“As employers move from degree-based hiring to competency-based hiring, many will determine that degrees are not a priority or even required for certain jobs. Over the next few years, degrees are likely to become MIA in many job descriptions,” Craig says.

Our take

Following LinkedIn Learning Paths

When LinkedIn and Microsoft leaders addressed investors recently, following Microsoft’s acquisition of the B2B-focused social media network, they shared some potentially far-reaching implications of the alignment. One, the potential to fuel an educational future that’s lighter on degrees and heavier on bite-sized bits of video-driven online educational options. What does this all mean for educators?

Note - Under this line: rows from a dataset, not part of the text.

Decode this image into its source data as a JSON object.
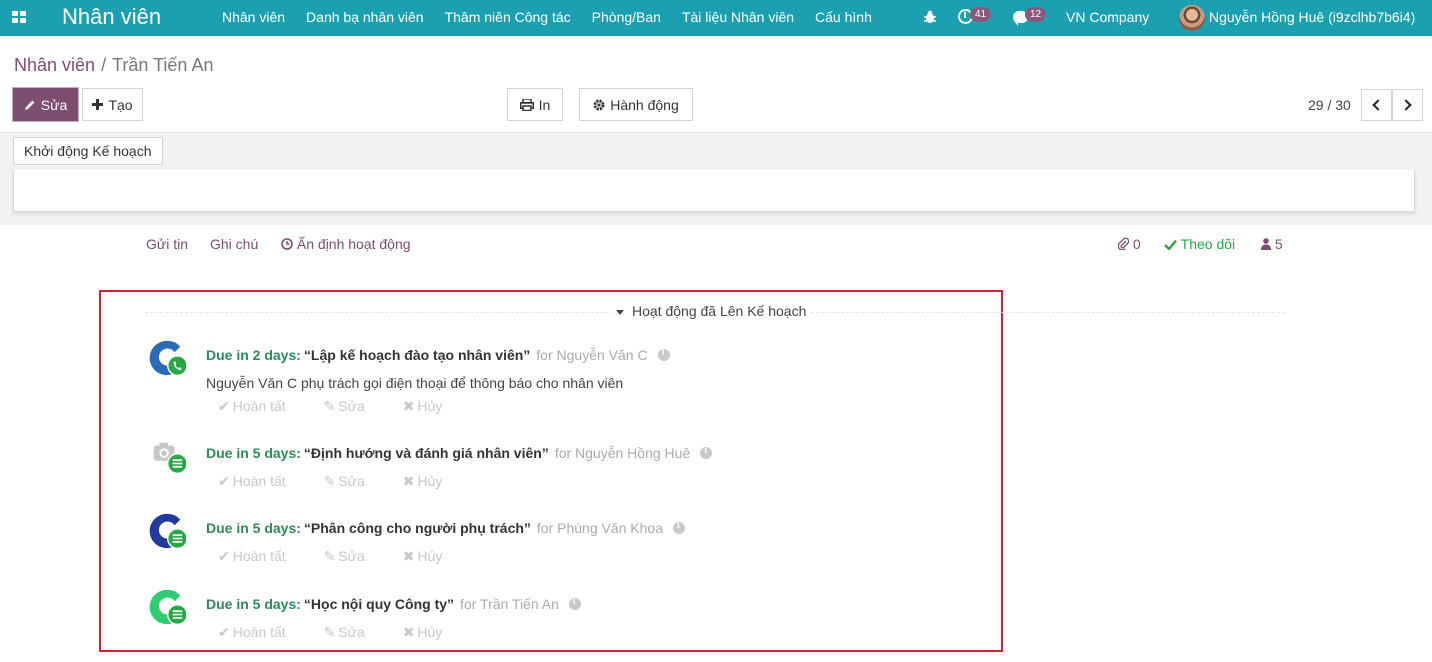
{
  "navbar": {
    "brand": "Nhân viên",
    "menu": [
      "Nhân viên",
      "Danh bạ nhân viên",
      "Thâm niên Công tác",
      "Phòng/Ban",
      "Tài liệu Nhân viên",
      "Cấu hình"
    ],
    "activity_count": "41",
    "message_count": "12",
    "company": "VN Company",
    "user": "Nguyễn Hồng Huê (i9zclhb7b6i4)",
    "color": "#1aa0b0"
  },
  "breadcrumb": {
    "parent": "Nhân viên",
    "separator": "/",
    "current": "Trần Tiến An"
  },
  "toolbar": {
    "edit": "Sửa",
    "create": "Tạo",
    "print": "In",
    "action": "Hành động"
  },
  "pager": {
    "value": "29 / 30"
  },
  "statusbar": {
    "launch_plan": "Khởi động Kế hoạch"
  },
  "chatter": {
    "send_message": "Gửi tin",
    "log_note": "Ghi chú",
    "schedule_activity": "Ấn định hoạt động",
    "attachments": "0",
    "follow": "Theo dõi",
    "followers": "5"
  },
  "planned": {
    "title": "Hoạt động đã Lên Kế hoạch",
    "actions": {
      "done": "Hoàn tất",
      "edit": "Sửa",
      "cancel": "Hủy"
    },
    "items": [
      {
        "due": "Due in 2 days:",
        "title": "“Lập kế hoạch đào tạo nhân viên”",
        "for": "for Nguyễn Văn C",
        "note": "Nguyễn Văn C phụ trách gọi điện thoại để thông báo cho nhân viên",
        "type_icon": "phone-icon",
        "avatar_color": "#2c6bb5"
      },
      {
        "due": "Due in 5 days:",
        "title": "“Định hướng và đánh giá nhân viên”",
        "for": "for Nguyễn Hồng Huê",
        "note": "",
        "type_icon": "list-icon",
        "avatar_color": "#c8c8c8"
      },
      {
        "due": "Due in 5 days:",
        "title": "“Phân công cho người phụ trách”",
        "for": "for Phùng Văn Khoa",
        "note": "",
        "type_icon": "list-icon",
        "avatar_color": "#23399b"
      },
      {
        "due": "Due in 5 days:",
        "title": "“Học nội quy Công ty”",
        "for": "for Trần Tiến An",
        "note": "",
        "type_icon": "list-icon",
        "avatar_color": "#2ecc71"
      }
    ]
  }
}
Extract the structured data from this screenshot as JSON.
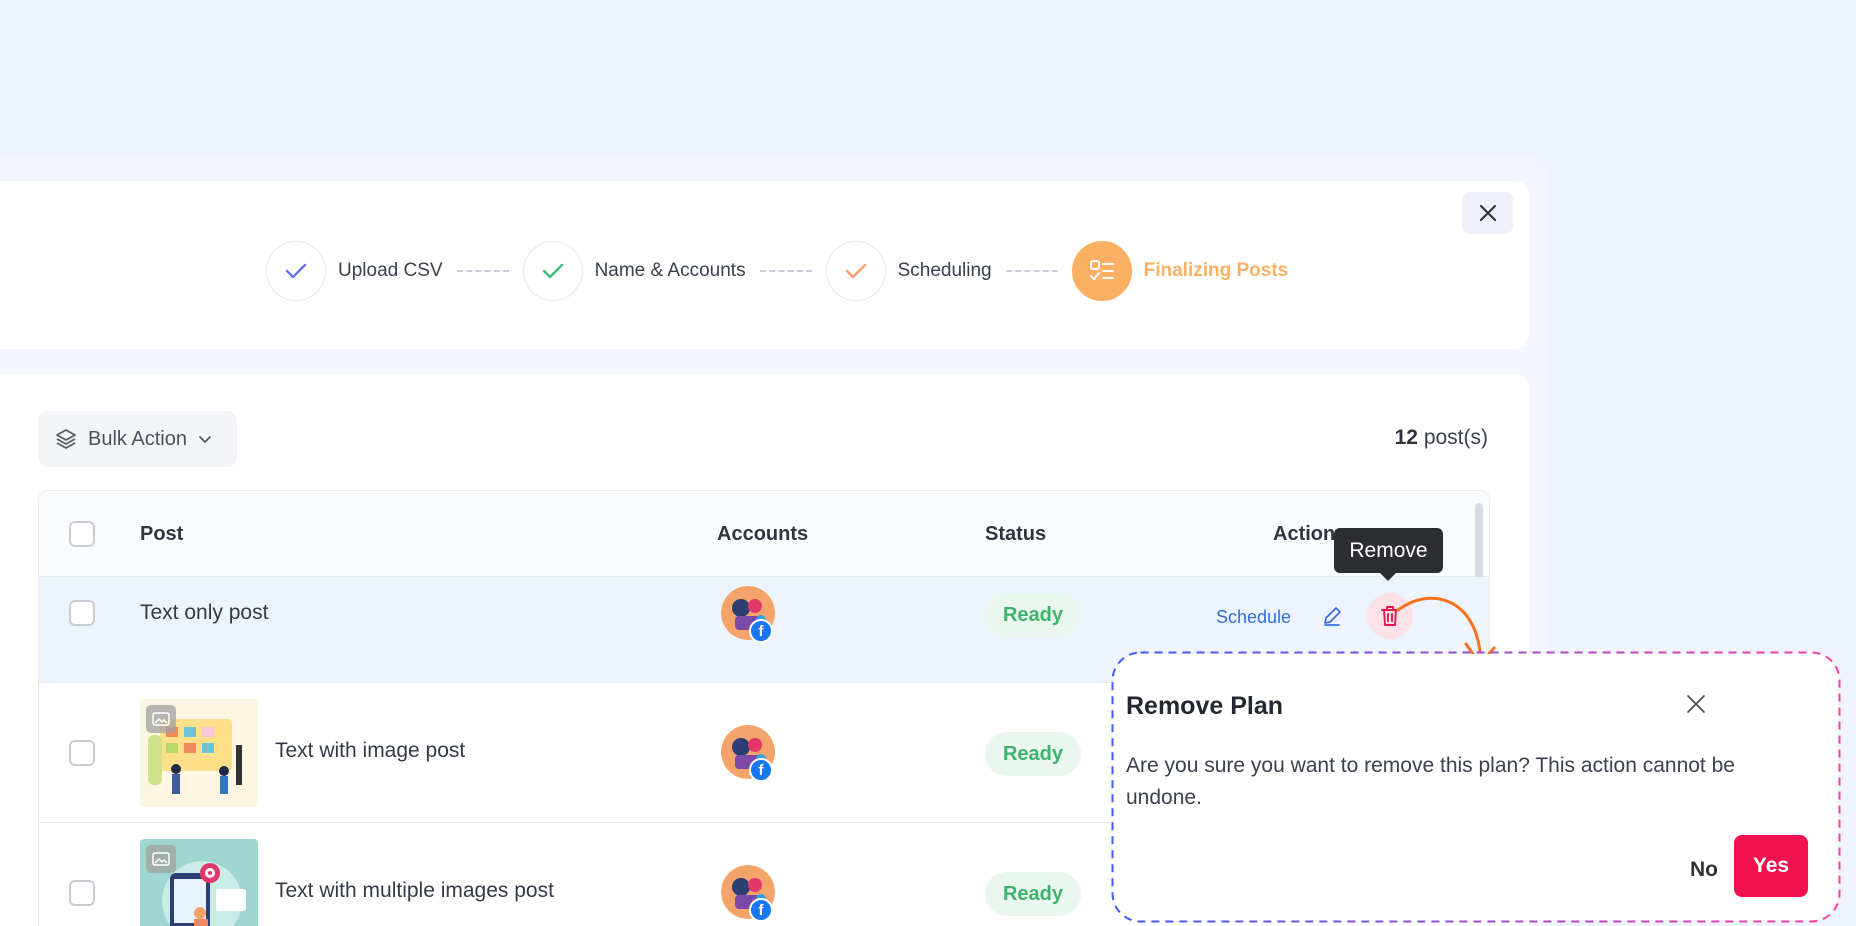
{
  "stepper": {
    "steps": [
      {
        "label": "Upload CSV",
        "state": "done",
        "color": "#6b72e8"
      },
      {
        "label": "Name & Accounts",
        "state": "done",
        "color": "#3fbf73"
      },
      {
        "label": "Scheduling",
        "state": "done",
        "color": "#f59e6e"
      },
      {
        "label": "Finalizing Posts",
        "state": "active",
        "color": "#fbb064"
      }
    ]
  },
  "toolbar": {
    "bulk_action_label": "Bulk Action",
    "post_count": "12",
    "post_count_suffix": " post(s)"
  },
  "table": {
    "columns": {
      "post": "Post",
      "accounts": "Accounts",
      "status": "Status",
      "actions": "Actions"
    },
    "rows": [
      {
        "post": "Text only post",
        "status": "Ready",
        "account_badge": "f"
      },
      {
        "post": "Text with image post",
        "status": "Ready",
        "account_badge": "f"
      },
      {
        "post": "Text with multiple images post",
        "status": "Ready",
        "account_badge": "f"
      }
    ],
    "schedule_label": "Schedule"
  },
  "tooltip": {
    "text": "Remove"
  },
  "modal": {
    "title": "Remove Plan",
    "body": "Are you sure you want to remove this plan? This action cannot be undone.",
    "no_label": "No",
    "yes_label": "Yes"
  },
  "colors": {
    "accent": "#fbb064",
    "danger": "#f0114e",
    "ready_text": "#3fb36c",
    "link": "#2f6fdd"
  }
}
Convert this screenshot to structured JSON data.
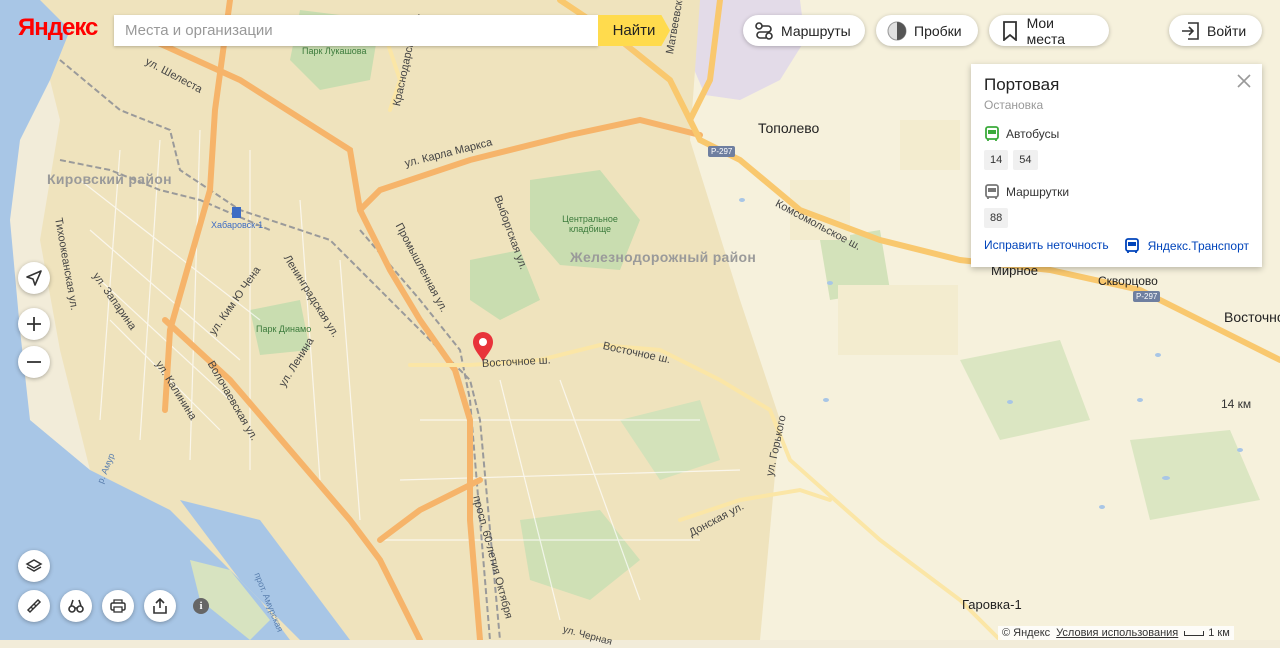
{
  "header": {
    "logo": "Яндекс",
    "search_placeholder": "Места и организации",
    "search_button": "Найти",
    "routes": "Маршруты",
    "traffic": "Пробки",
    "my_places": "Мои места",
    "login": "Войти"
  },
  "map_labels": {
    "districts": [
      "Кировский район",
      "Железнодорожный район"
    ],
    "towns": [
      "Тополево",
      "Мирное",
      "Скворцово",
      "Восточное",
      "Гаровка-1"
    ],
    "streets": [
      "ул. Шелеста",
      "ул. Карла Маркса",
      "Комсомольское ш.",
      "Восточное ш.",
      "Восточное ш.",
      "Тихоокеанская ул.",
      "ул. Запарина",
      "ул. Ким Ю Чена",
      "Ленинградская ул.",
      "ул. Ленина",
      "ул. Калинина",
      "Волочаевская ул.",
      "Промышленная ул.",
      "Выборгская ул.",
      "ул. Горького",
      "Донская ул.",
      "просп. 60-летия Октября",
      "Матвеевское ш.",
      "Краснодарская ул.",
      "ул. Черная",
      "прот. Амурская",
      "р. Амур"
    ],
    "parks": [
      "Парк Лукашова",
      "Центральное кладбище",
      "Парк Динамо"
    ],
    "station": "Хабаровск-1",
    "road_badges": [
      "Р-297",
      "Р-297"
    ],
    "distance": "14 км"
  },
  "card": {
    "title": "Портовая",
    "subtitle": "Остановка",
    "buses_label": "Автобусы",
    "buses": [
      "14",
      "54"
    ],
    "minibuses_label": "Маршрутки",
    "minibuses": [
      "88"
    ],
    "fix_link": "Исправить неточность",
    "transport_link": "Яндекс.Транспорт"
  },
  "footer": {
    "copyright": "© Яндекс",
    "terms": "Условия использования",
    "scale": "1 км"
  },
  "colors": {
    "water": "#a8c6e6",
    "land": "#f2ecd9",
    "city": "#efe5c4",
    "park": "#c9ddb0",
    "major_road": "#f6b46a",
    "highway": "#f9c86e",
    "rail": "#9a9a9a",
    "search_button": "#ffdb4d",
    "marker": "#e8333a",
    "bus": "#3bab3b",
    "link": "#0044bb"
  },
  "icons": [
    "routes-icon",
    "traffic-icon",
    "bookmark-icon",
    "login-icon",
    "close-icon",
    "bus-icon",
    "minibus-icon",
    "location-icon",
    "zoom-in-icon",
    "zoom-out-icon",
    "layers-icon",
    "ruler-icon",
    "binoculars-icon",
    "print-icon",
    "share-icon",
    "info-icon",
    "map-pin-icon"
  ]
}
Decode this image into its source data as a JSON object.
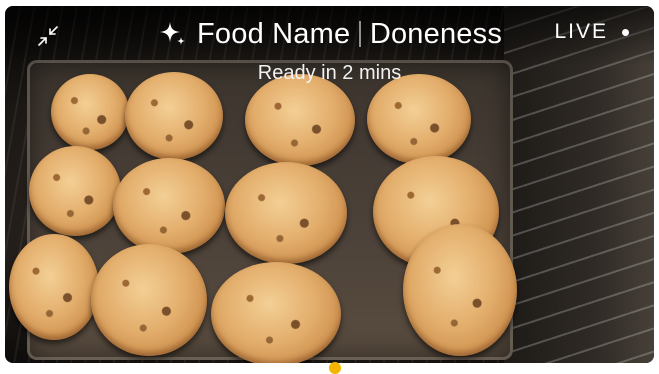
{
  "header": {
    "food_name": "Food Name",
    "doneness": "Doneness",
    "status_text": "Ready in 2 mins",
    "live_label": "LIVE"
  },
  "icons": {
    "collapse": "collapse-arrows-icon",
    "sparkle": "sparkle-icon",
    "live_indicator": "live-dot-icon"
  },
  "colors": {
    "overlay_text": "#ffffff",
    "accent": "#f4b400"
  },
  "camera": {
    "subject": "cookies on oven tray"
  }
}
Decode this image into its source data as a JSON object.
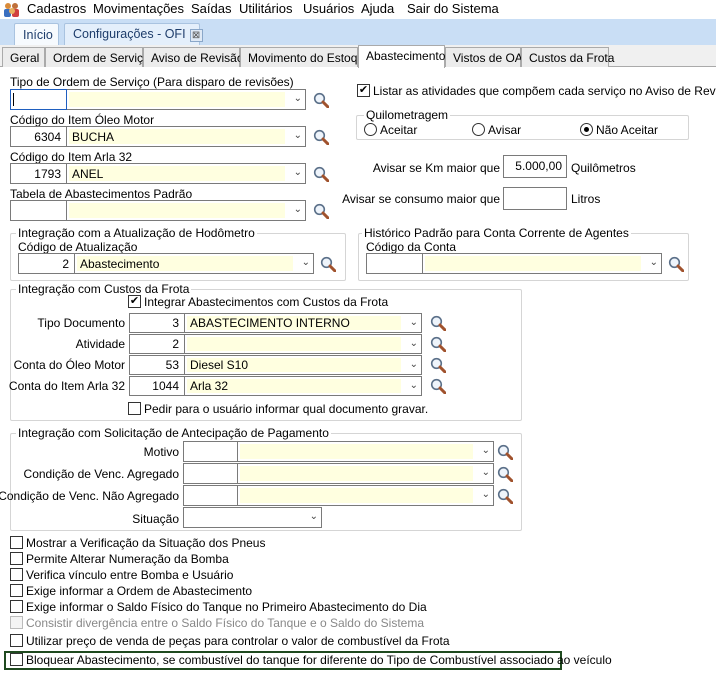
{
  "menu": {
    "items": [
      "Cadastros",
      "Movimentações",
      "Saídas",
      "Utilitários",
      "Usuários",
      "Ajuda",
      "Sair do Sistema"
    ]
  },
  "tabs": {
    "home": "Início",
    "config": "Configurações - OFI",
    "close": "⊠"
  },
  "subtabs": [
    "Geral",
    "Ordem de Serviço",
    "Aviso de Revisão",
    "Movimento do Estoque",
    "Abastecimento",
    "Vistos de OA",
    "Custos da Frota"
  ],
  "left": {
    "tipo_os": {
      "label": "Tipo de Ordem de Serviço (Para disparo de revisões)",
      "code": "",
      "desc": ""
    },
    "oleo": {
      "label": "Código do Item Óleo Motor",
      "code": "6304",
      "desc": "BUCHA"
    },
    "arla": {
      "label": "Código do Item Arla 32",
      "code": "1793",
      "desc": "ANEL"
    },
    "tabela": {
      "label": "Tabela de Abastecimentos Padrão",
      "code": "",
      "desc": ""
    }
  },
  "hodometro": {
    "legend": "Integração com a Atualização de Hodômetro",
    "label": "Código de Atualização",
    "code": "2",
    "desc": "Abastecimento"
  },
  "historico": {
    "legend": "Histórico Padrão para Conta Corrente de Agentes",
    "label": "Código da Conta",
    "code": "",
    "desc": ""
  },
  "listar": {
    "label": "Listar as atividades que compõem cada serviço no Aviso de Revisão",
    "checked": true
  },
  "quilometragem": {
    "legend": "Quilometragem",
    "options": [
      "Aceitar",
      "Avisar",
      "Não Aceitar"
    ],
    "selected": "Não Aceitar"
  },
  "km": {
    "label": "Avisar se Km maior que",
    "value": "5.000,00",
    "unit": "Quilômetros"
  },
  "consumo": {
    "label": "Avisar se consumo maior que",
    "value": "",
    "unit": "Litros"
  },
  "custos": {
    "legend": "Integração com Custos da Frota",
    "integrar": "Integrar Abastecimentos com Custos da Frota",
    "rows": [
      {
        "label": "Tipo Documento",
        "code": "3",
        "desc": "ABASTECIMENTO INTERNO"
      },
      {
        "label": "Atividade",
        "code": "2",
        "desc": ""
      },
      {
        "label": "Conta do Óleo Motor",
        "code": "53",
        "desc": "Diesel S10"
      },
      {
        "label": "Conta do Item Arla 32",
        "code": "1044",
        "desc": "Arla 32"
      }
    ],
    "pedir": "Pedir para o usuário informar qual documento gravar."
  },
  "antecipacao": {
    "legend": "Integração com Solicitação de Antecipação de Pagamento",
    "rows": [
      {
        "label": "Motivo"
      },
      {
        "label": "Condição de Venc. Agregado"
      },
      {
        "label": "Condição de Venc. Não Agregado"
      }
    ],
    "situacao": "Situação"
  },
  "options": [
    "Mostrar a Verificação da Situação dos Pneus",
    "Permite Alterar Numeração da Bomba",
    "Verifica vínculo entre Bomba e Usuário",
    "Exige informar a Ordem de Abastecimento",
    "Exige informar o Saldo Físico do Tanque no Primeiro Abastecimento do Dia",
    "Consistir divergência entre o Saldo Físico do Tanque e o Saldo do Sistema",
    "Utilizar preço de venda de peças para controlar o valor de combustível da Frota",
    "Bloquear Abastecimento, se combustível do tanque for diferente do Tipo de Combustível associado ao veículo"
  ],
  "colors": {
    "highlight": "#1f4a1f",
    "field_yellow": "#ffffe0",
    "tab_strip": "#c9def5"
  }
}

LinkedIn purchased, a learning website, in 2015; shortly thereafter it introduced “Learning Paths,” pre-packaged courses to help users brush up on existing, or learn new, skills. LinkedIn’s own experience as a site where recruiters and job candidates come together has provided insights on the skills that employers are increasingly looking for—skills that may be more badge- than degree-oriented. It’s a partnership that bears watching, particularly by those in higher ed. ISTE 2016 offers an opportunity to catch up on this, and other emerging ed tech developments.